Each line below needs to be restated word for word.
----- The data
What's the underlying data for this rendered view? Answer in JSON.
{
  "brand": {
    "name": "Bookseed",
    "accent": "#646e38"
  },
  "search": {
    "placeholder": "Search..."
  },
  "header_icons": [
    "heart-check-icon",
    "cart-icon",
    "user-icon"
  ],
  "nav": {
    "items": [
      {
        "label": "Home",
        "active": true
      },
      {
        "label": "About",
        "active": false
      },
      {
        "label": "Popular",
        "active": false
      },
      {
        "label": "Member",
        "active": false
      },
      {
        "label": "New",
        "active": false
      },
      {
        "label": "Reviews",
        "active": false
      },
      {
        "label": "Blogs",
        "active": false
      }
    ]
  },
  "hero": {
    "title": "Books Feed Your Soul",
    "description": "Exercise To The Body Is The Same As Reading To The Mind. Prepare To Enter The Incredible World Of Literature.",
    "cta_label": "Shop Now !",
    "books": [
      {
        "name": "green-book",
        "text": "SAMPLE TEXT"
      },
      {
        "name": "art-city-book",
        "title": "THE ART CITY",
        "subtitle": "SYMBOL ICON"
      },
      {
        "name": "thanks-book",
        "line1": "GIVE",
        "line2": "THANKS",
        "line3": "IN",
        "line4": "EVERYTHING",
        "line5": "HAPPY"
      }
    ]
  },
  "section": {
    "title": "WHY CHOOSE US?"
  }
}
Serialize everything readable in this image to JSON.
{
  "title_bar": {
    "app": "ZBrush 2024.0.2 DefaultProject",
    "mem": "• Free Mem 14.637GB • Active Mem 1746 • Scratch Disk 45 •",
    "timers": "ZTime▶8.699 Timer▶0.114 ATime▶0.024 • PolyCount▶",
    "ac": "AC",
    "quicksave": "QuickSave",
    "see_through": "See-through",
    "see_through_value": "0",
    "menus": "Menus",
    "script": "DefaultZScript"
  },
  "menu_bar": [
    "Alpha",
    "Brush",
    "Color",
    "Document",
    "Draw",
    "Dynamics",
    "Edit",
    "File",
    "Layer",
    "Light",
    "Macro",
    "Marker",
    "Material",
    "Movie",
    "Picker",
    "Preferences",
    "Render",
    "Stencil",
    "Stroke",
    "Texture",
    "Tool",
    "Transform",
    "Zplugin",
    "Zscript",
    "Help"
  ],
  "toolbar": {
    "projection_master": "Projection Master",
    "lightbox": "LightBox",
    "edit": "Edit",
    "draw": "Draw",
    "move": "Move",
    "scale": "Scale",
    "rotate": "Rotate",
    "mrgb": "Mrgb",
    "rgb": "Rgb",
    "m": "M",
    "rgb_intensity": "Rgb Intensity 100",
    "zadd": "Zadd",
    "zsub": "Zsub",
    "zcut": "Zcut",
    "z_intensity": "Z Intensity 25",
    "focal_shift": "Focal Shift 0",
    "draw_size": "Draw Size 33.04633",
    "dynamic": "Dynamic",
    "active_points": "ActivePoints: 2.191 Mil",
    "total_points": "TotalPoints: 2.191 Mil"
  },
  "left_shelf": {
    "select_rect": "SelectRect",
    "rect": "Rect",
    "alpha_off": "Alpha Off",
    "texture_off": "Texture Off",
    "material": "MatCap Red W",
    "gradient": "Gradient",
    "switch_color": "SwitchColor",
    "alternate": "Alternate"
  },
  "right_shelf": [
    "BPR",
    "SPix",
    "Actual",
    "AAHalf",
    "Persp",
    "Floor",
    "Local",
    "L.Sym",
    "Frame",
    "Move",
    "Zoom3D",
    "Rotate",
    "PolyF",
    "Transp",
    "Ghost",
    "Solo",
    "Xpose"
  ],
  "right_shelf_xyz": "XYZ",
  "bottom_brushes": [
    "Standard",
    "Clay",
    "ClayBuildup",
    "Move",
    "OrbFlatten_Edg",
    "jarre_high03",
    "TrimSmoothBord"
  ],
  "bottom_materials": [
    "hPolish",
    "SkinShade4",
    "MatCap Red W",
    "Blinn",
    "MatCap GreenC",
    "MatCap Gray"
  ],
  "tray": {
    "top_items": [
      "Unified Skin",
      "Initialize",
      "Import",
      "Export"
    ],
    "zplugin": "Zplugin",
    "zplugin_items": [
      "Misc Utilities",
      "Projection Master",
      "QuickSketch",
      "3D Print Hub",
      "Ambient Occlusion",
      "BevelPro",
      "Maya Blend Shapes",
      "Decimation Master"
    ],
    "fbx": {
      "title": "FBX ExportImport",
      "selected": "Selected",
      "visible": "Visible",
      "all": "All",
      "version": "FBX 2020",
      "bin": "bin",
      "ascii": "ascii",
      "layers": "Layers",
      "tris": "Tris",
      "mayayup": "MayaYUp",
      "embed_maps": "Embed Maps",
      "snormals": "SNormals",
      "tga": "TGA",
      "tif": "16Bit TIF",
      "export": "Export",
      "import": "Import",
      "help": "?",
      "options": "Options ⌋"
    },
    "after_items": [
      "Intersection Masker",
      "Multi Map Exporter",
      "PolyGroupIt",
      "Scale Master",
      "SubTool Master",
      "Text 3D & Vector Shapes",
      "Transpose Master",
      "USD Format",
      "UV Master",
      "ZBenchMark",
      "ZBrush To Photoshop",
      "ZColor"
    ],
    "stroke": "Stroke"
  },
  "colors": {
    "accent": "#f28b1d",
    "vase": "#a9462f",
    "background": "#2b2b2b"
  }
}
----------
Answer to this problem:
What's the underlying data for this rendered view? Answer in JSON.
{
  "brand": {
    "name": "Bookseed",
    "accent": "#646e38"
  },
  "search": {
    "placeholder": "Search..."
  },
  "header_icons": [
    "heart-check-icon",
    "cart-icon",
    "user-icon"
  ],
  "nav": {
    "items": [
      {
        "label": "Home",
        "active": true
      },
      {
        "label": "About",
        "active": false
      },
      {
        "label": "Popular",
        "active": false
      },
      {
        "label": "Member",
        "active": false
      },
      {
        "label": "New",
        "active": false
      },
      {
        "label": "Reviews",
        "active": false
      },
      {
        "label": "Blogs",
        "active": false
      }
    ]
  },
  "hero": {
    "title": "Books Feed Your Soul",
    "description": "Exercise To The Body Is The Same As Reading To The Mind. Prepare To Enter The Incredible World Of Literature.",
    "cta_label": "Shop Now !",
    "books": [
      {
        "name": "green-book",
        "text": "SAMPLE TEXT"
      },
      {
        "name": "art-city-book",
        "title": "THE ART CITY",
        "subtitle": "SYMBOL ICON"
      },
      {
        "name": "thanks-book",
        "line1": "GIVE",
        "line2": "THANKS",
        "line3": "IN",
        "line4": "EVERYTHING",
        "line5": "HAPPY"
      }
    ]
  },
  "section": {
    "title": "WHY CHOOSE US?"
  }
}
Serialize everything readable in this image to JSON.
{
  "title_bar": {
    "app": "ZBrush 2024.0.2 DefaultProject",
    "mem": "• Free Mem 14.637GB • Active Mem 1746 • Scratch Disk 45 •",
    "timers": "ZTime▶8.699 Timer▶0.114 ATime▶0.024 • PolyCount▶",
    "ac": "AC",
    "quicksave": "QuickSave",
    "see_through": "See-through",
    "see_through_value": "0",
    "menus": "Menus",
    "script": "DefaultZScript"
  },
  "menu_bar": [
    "Alpha",
    "Brush",
    "Color",
    "Document",
    "Draw",
    "Dynamics",
    "Edit",
    "File",
    "Layer",
    "Light",
    "Macro",
    "Marker",
    "Material",
    "Movie",
    "Picker",
    "Preferences",
    "Render",
    "Stencil",
    "Stroke",
    "Texture",
    "Tool",
    "Transform",
    "Zplugin",
    "Zscript",
    "Help"
  ],
  "toolbar": {
    "projection_master": "Projection Master",
    "lightbox": "LightBox",
    "edit": "Edit",
    "draw": "Draw",
    "move": "Move",
    "scale": "Scale",
    "rotate": "Rotate",
    "mrgb": "Mrgb",
    "rgb": "Rgb",
    "m": "M",
    "rgb_intensity": "Rgb Intensity 100",
    "zadd": "Zadd",
    "zsub": "Zsub",
    "zcut": "Zcut",
    "z_intensity": "Z Intensity 25",
    "focal_shift": "Focal Shift 0",
    "draw_size": "Draw Size 33.04633",
    "dynamic": "Dynamic",
    "active_points": "ActivePoints: 2.191 Mil",
    "total_points": "TotalPoints: 2.191 Mil"
  },
  "left_shelf": {
    "select_rect": "SelectRect",
    "rect": "Rect",
    "alpha_off": "Alpha Off",
    "texture_off": "Texture Off",
    "material": "MatCap Red W",
    "gradient": "Gradient",
    "switch_color": "SwitchColor",
    "alternate": "Alternate"
  },
  "right_shelf": [
    "BPR",
    "SPix",
    "Actual",
    "AAHalf",
    "Persp",
    "Floor",
    "Local",
    "L.Sym",
    "Frame",
    "Move",
    "Zoom3D",
    "Rotate",
    "PolyF",
    "Transp",
    "Ghost",
    "Solo",
    "Xpose"
  ],
  "right_shelf_xyz": "XYZ",
  "bottom_brushes": [
    "Standard",
    "Clay",
    "ClayBuildup",
    "Move",
    "OrbFlatten_Edg",
    "jarre_high03",
    "TrimSmoothBord"
  ],
  "bottom_materials": [
    "hPolish",
    "SkinShade4",
    "MatCap Red W",
    "Blinn",
    "MatCap GreenC",
    "MatCap Gray"
  ],
  "tray": {
    "top_items": [
      "Unified Skin",
      "Initialize",
      "Import",
      "Export"
    ],
    "zplugin": "Zplugin",
    "zplugin_items": [
      "Misc Utilities",
      "Projection Master",
      "QuickSketch",
      "3D Print Hub",
      "Ambient Occlusion",
      "BevelPro",
      "Maya Blend Shapes",
      "Decimation Master"
    ],
    "fbx": {
      "title": "FBX ExportImport",
      "selected": "Selected",
      "visible": "Visible",
      "all": "All",
      "version": "FBX 2020",
      "bin": "bin",
      "ascii": "ascii",
      "layers": "Layers",
      "tris": "Tris",
      "mayayup": "MayaYUp",
      "embed_maps": "Embed Maps",
      "snormals": "SNormals",
      "tga": "TGA",
      "tif": "16Bit TIF",
      "export": "Export",
      "import": "Import",
      "help": "?",
      "options": "Options ⌋"
    },
    "after_items": [
      "Intersection Masker",
      "Multi Map Exporter",
      "PolyGroupIt",
      "Scale Master",
      "SubTool Master",
      "Text 3D & Vector Shapes",
      "Transpose Master",
      "USD Format",
      "UV Master",
      "ZBenchMark",
      "ZBrush To Photoshop",
      "ZColor"
    ],
    "stroke": "Stroke"
  },
  "colors": {
    "accent": "#f28b1d",
    "vase": "#a9462f",
    "background": "#2b2b2b"
  }
}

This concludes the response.